If your bank has levied charges against you that you think are unfair, you may have some recourse.
Be aware of your rights
Opening a bank account means that you have entered into a contract with the bank. If you bounce cheques or overdraw your bank account, you have in effect breached that contract, and you can be forced to make repayment. However, the sum you pay has to reflect actual costs and not exceed the damages the bank must support. Penalties, in other words, are not to be applied, only the actual cost of the overdrawn account.
Although you have no right to be excused from legitimate charges, you can try to claim back any excessive charges classified as penalties. Again, that’s anything above and beyond what your overdraft costs the bank. For example, if the bank sends out letters informing customers that they had an overdraft and they charge £20, that’s an example of a penalty that can be challenged. Similarly, being charged excessive fees, like £30 for a bounced cheque when it didn’t cost the bank anything, or imposing large daily fines with interest if you go into overdraft, are also examples of these types of penalties.

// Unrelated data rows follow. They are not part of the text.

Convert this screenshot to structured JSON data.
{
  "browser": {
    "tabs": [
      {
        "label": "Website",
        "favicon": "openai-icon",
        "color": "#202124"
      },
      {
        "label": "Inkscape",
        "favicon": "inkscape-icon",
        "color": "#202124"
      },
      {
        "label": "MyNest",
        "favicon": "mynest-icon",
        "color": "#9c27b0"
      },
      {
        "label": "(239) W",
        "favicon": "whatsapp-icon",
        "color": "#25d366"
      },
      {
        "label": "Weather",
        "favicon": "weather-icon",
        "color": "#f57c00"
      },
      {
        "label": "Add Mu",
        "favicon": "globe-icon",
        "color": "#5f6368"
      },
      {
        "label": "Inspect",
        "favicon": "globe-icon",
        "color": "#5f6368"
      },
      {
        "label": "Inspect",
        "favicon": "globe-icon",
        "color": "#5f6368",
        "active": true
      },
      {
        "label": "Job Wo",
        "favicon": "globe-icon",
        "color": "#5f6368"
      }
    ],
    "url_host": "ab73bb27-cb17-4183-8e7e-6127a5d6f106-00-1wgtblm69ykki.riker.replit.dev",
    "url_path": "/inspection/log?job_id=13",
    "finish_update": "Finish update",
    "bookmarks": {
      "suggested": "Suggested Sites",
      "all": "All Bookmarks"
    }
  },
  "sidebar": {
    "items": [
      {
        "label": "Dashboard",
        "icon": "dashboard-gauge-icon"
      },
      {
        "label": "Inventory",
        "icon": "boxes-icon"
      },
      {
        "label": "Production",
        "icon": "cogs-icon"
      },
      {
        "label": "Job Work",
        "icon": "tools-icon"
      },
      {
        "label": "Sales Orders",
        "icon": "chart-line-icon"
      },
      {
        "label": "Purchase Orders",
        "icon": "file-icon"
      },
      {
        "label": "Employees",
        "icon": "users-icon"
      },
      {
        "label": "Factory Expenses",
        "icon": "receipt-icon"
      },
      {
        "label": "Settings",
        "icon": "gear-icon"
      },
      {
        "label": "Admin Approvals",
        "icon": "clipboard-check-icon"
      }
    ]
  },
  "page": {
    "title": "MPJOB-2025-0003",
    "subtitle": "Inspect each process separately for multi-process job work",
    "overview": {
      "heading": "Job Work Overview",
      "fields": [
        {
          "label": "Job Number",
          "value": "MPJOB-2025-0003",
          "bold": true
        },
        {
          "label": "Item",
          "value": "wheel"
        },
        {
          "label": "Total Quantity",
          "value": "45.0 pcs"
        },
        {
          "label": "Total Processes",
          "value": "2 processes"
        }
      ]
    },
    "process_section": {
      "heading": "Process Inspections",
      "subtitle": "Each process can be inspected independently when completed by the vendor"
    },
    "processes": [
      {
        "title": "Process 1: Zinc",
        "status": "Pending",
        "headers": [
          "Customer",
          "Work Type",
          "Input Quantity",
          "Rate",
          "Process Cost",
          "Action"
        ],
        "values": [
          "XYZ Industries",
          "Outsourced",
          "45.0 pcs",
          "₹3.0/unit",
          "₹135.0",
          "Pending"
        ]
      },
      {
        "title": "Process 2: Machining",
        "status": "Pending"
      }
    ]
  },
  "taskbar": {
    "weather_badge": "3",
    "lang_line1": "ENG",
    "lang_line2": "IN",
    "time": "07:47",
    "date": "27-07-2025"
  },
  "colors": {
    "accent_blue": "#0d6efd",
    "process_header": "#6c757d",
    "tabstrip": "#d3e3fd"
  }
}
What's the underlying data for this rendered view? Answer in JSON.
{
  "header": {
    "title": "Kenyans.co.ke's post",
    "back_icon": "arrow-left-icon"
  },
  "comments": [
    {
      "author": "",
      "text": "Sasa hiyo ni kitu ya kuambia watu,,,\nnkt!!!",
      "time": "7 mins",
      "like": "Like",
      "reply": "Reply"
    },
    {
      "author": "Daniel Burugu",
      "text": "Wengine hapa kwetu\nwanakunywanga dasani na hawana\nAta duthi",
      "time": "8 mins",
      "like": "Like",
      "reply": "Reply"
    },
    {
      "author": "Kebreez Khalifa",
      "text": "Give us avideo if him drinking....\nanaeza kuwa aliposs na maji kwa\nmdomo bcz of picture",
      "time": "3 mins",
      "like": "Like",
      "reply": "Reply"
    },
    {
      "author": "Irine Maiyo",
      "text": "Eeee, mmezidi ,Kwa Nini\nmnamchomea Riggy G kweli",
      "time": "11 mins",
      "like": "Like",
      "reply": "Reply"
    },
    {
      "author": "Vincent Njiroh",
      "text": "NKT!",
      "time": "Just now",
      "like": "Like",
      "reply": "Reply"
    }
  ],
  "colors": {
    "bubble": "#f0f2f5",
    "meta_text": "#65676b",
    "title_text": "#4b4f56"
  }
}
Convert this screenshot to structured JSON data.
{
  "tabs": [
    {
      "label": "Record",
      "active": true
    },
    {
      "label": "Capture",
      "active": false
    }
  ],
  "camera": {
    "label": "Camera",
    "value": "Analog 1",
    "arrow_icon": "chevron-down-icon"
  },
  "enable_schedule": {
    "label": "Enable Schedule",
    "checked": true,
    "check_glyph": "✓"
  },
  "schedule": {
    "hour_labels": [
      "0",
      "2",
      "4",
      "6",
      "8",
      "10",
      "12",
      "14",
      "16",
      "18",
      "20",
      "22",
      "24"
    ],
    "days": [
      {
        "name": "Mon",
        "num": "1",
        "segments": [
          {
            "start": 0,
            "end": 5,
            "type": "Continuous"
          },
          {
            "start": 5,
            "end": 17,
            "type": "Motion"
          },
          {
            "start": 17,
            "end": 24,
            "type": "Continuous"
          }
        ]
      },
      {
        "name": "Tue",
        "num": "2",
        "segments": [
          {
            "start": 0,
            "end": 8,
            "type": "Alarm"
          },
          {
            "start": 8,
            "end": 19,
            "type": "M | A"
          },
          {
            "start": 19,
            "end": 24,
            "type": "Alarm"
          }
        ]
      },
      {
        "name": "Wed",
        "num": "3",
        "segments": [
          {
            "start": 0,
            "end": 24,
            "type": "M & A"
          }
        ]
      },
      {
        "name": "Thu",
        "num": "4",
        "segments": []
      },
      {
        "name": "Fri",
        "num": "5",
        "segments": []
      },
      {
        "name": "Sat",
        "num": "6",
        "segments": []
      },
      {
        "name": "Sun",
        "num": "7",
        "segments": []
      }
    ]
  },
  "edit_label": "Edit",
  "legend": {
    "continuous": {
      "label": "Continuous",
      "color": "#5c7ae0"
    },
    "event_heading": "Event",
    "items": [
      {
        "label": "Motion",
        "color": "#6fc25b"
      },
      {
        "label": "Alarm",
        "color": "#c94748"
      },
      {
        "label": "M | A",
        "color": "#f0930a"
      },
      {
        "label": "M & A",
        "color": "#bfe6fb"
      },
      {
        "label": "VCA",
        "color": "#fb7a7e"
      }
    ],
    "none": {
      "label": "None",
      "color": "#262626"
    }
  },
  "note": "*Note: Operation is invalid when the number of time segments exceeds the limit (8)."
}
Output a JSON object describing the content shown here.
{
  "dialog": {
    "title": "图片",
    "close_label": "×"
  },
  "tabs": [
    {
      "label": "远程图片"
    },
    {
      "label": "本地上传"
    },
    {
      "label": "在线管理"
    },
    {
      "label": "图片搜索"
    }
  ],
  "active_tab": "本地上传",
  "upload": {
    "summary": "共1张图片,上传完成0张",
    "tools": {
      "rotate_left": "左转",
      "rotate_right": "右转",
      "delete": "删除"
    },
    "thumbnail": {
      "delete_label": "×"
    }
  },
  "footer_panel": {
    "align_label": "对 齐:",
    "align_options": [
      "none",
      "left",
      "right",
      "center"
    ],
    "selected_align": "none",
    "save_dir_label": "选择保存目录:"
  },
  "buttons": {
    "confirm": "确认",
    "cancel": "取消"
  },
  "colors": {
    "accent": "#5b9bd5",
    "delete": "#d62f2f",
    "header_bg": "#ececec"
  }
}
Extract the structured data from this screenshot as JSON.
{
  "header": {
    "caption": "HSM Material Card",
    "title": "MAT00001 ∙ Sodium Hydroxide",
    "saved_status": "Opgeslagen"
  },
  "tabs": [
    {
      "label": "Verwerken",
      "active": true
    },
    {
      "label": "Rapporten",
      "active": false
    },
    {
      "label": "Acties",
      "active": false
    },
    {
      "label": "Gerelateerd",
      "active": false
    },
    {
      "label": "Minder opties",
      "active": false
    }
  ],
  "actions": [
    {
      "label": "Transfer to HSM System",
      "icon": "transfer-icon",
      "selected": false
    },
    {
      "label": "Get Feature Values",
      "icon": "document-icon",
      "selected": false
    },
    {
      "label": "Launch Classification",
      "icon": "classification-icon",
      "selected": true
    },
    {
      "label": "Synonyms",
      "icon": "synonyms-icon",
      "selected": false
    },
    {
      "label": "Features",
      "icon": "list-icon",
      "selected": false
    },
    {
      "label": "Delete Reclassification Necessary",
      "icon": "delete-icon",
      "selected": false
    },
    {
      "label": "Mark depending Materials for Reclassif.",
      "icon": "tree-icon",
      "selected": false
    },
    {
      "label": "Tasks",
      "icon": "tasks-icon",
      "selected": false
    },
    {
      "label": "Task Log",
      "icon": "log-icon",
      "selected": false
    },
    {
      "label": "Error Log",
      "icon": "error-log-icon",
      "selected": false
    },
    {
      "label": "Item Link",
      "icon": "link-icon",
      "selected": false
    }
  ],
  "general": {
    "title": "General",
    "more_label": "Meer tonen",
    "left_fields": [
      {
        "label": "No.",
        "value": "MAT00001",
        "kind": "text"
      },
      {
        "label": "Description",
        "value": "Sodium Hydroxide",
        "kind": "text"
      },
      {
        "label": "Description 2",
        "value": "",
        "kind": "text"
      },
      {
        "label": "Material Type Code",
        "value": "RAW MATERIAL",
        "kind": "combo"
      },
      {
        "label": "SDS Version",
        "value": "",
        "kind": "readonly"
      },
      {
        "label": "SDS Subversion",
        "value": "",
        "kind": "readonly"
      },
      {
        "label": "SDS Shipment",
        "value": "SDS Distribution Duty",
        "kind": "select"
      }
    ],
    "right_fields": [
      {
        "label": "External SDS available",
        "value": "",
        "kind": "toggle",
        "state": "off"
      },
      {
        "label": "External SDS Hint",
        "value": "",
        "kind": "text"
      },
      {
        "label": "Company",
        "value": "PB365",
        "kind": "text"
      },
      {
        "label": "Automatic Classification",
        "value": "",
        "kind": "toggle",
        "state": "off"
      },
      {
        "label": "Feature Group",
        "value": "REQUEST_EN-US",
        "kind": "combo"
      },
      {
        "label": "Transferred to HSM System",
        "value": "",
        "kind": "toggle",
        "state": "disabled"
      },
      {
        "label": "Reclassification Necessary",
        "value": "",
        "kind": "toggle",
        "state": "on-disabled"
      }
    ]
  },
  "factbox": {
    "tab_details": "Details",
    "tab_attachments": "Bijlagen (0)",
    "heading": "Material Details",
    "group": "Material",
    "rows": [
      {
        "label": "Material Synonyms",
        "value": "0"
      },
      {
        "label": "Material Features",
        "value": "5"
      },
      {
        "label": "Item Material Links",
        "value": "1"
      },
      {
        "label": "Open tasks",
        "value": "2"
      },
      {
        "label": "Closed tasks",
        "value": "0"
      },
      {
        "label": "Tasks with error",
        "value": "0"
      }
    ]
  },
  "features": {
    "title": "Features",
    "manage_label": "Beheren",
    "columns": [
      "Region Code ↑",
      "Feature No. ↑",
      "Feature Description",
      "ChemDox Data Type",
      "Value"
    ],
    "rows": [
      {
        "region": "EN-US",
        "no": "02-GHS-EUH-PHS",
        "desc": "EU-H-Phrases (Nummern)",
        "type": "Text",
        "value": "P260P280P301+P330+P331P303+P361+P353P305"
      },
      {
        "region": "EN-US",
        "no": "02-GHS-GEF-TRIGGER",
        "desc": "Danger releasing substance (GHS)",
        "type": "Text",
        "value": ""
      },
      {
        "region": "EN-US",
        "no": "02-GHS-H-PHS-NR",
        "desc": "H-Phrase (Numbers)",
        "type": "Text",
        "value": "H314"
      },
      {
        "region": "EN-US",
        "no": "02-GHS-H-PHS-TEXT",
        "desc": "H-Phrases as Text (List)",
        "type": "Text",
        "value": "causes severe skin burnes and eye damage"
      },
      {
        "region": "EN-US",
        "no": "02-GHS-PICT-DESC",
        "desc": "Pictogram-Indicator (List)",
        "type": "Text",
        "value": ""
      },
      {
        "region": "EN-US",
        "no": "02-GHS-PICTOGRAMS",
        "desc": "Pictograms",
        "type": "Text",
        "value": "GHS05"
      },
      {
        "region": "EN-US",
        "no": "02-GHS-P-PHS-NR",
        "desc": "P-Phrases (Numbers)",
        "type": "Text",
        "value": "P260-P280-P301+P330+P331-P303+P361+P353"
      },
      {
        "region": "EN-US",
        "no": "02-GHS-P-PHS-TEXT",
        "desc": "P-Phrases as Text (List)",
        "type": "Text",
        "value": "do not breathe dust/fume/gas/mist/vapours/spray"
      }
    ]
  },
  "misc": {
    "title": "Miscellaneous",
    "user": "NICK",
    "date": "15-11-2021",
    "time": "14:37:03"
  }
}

Figure out what you are owed
To determine the amount of your claim, go back into your records and add up any charges that you know are excessive because they are penalties instead of actual costs incurred by the bank as a result of your overdraft.
Write and ask for the money first before you take legal action
Oftentimes, banks will gladly return the money for unfair charges if you simply ask them. This will negate any need for legal action. There are templates available on the Internet for these types of letters, and it’s helpful if you download one instead of trying to write your own. Keep copies of the correspondence and call up a few days later to see if it has been received, noting whom you spoke to, and the date and time you had the conversation.
Send the letter to your local branch and not the head office, because this will ensure that your case is heard in your (technically the defendant) area. Wait two weeks for a reply, and see what happens.
If the bank says it’s going to respond at a later date, make sure you stay on top of it and write and call back after two weeks.
Open up another account
You should know that when some consumers threaten legal action against banks, banks have been closing those accounts in some cases, as a means to intimidate people into dispensing with their claims. It does not always happen, but it can, so you should open up a second account (with another bank) in case your first is closed.
Make a claim
If nothing happens, it’s time to make a claim. You can go through the court system via Money Claims online service, or you can go to your local county court in person.
If the bank ignores you, you win by default after 14 days, or it may simply repay the money. If the bank acknowledges the claim, they have 14 days to enter a defense. If they do nothing further, you win by default and can demand that you get your money back. This is usually what happens, and banks rarely enter a defense. If they do, oftentimes come you’ll still win by default because the bank won’t show up for court. If you get a court date, make sure you visit The Consumer Action Group’s forum, for further information.